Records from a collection
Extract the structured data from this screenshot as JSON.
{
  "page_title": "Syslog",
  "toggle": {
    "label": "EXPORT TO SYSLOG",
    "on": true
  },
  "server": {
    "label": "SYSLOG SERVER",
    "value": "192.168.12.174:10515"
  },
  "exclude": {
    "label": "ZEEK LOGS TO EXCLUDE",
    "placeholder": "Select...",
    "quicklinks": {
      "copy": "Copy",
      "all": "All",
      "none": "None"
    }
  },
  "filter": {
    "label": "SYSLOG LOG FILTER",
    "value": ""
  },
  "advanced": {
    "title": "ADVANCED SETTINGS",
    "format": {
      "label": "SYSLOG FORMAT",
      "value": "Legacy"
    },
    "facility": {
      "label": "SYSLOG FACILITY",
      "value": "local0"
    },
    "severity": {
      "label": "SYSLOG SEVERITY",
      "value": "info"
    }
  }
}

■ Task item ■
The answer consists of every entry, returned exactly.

■ Solution to the exercise ■
Extract the structured data from this screenshot as JSON.
{
  "page_title": "Syslog",
  "toggle": {
    "label": "EXPORT TO SYSLOG",
    "on": true
  },
  "server": {
    "label": "SYSLOG SERVER",
    "value": "192.168.12.174:10515"
  },
  "exclude": {
    "label": "ZEEK LOGS TO EXCLUDE",
    "placeholder": "Select...",
    "quicklinks": {
      "copy": "Copy",
      "all": "All",
      "none": "None"
    }
  },
  "filter": {
    "label": "SYSLOG LOG FILTER",
    "value": ""
  },
  "advanced": {
    "title": "ADVANCED SETTINGS",
    "format": {
      "label": "SYSLOG FORMAT",
      "value": "Legacy"
    },
    "facility": {
      "label": "SYSLOG FACILITY",
      "value": "local0"
    },
    "severity": {
      "label": "SYSLOG SEVERITY",
      "value": "info"
    }
  }
}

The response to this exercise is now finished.